Material provided Start Marker

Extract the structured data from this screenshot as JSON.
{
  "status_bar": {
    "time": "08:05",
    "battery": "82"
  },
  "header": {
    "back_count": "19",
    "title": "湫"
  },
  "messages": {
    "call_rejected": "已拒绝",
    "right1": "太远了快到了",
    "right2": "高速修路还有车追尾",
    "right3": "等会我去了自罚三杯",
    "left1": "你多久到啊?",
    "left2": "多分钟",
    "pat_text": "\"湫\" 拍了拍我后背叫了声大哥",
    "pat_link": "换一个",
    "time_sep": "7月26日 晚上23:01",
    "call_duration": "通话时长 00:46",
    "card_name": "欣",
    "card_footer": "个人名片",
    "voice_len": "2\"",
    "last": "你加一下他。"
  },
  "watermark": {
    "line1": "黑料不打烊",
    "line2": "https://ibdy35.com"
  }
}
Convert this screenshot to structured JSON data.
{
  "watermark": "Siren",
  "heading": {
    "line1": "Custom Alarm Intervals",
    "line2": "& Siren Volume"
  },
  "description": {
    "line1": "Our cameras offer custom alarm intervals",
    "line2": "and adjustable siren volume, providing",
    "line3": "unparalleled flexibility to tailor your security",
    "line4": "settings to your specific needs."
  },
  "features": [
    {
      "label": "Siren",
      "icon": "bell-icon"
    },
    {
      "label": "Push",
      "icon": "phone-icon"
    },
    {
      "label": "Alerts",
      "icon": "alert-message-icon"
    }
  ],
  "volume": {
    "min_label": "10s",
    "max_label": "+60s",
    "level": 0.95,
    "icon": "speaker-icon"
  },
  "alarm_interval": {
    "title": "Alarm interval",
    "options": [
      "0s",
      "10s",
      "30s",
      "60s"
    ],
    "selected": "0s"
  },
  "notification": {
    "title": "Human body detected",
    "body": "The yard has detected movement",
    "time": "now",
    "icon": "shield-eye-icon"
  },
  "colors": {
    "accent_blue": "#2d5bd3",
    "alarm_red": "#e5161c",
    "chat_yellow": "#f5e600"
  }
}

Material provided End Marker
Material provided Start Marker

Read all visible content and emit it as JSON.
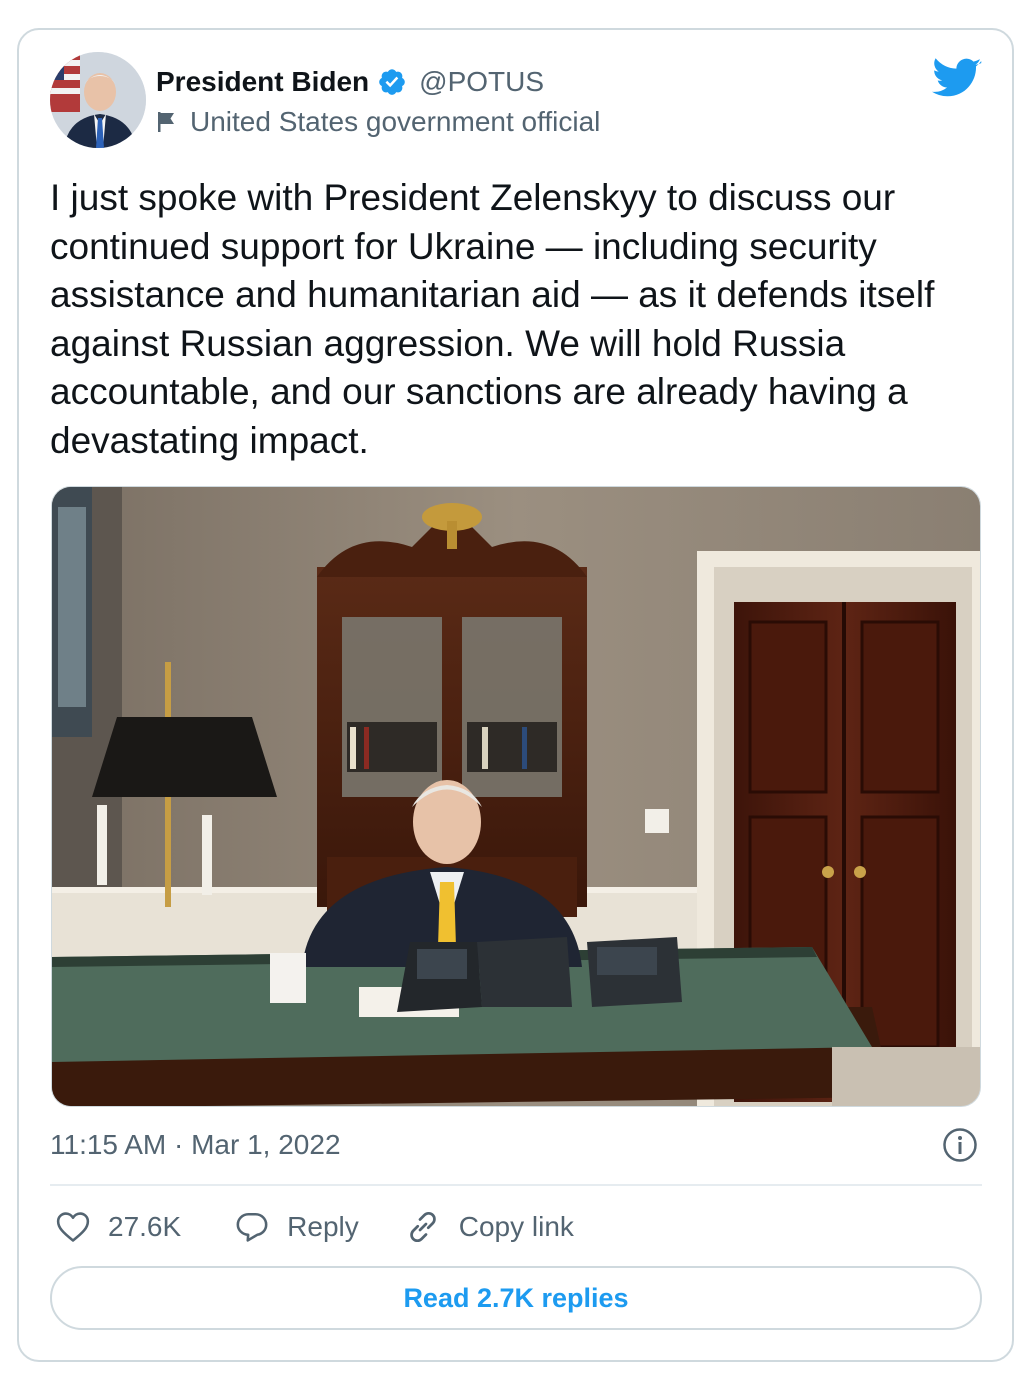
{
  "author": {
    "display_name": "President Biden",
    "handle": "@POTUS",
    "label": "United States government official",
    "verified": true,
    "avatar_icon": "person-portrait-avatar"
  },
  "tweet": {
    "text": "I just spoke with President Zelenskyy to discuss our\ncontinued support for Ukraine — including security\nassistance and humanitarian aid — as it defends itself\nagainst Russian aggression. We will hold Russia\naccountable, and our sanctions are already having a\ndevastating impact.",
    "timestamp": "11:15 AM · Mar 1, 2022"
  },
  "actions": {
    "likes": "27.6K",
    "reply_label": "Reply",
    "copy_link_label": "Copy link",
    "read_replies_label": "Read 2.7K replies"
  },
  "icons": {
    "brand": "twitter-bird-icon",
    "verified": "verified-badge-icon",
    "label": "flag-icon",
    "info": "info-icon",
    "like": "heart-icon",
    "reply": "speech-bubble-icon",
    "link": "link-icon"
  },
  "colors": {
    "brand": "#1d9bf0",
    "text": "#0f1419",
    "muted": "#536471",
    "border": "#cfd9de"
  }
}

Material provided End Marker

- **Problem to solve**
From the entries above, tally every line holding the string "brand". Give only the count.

- **Response to the exercise**
2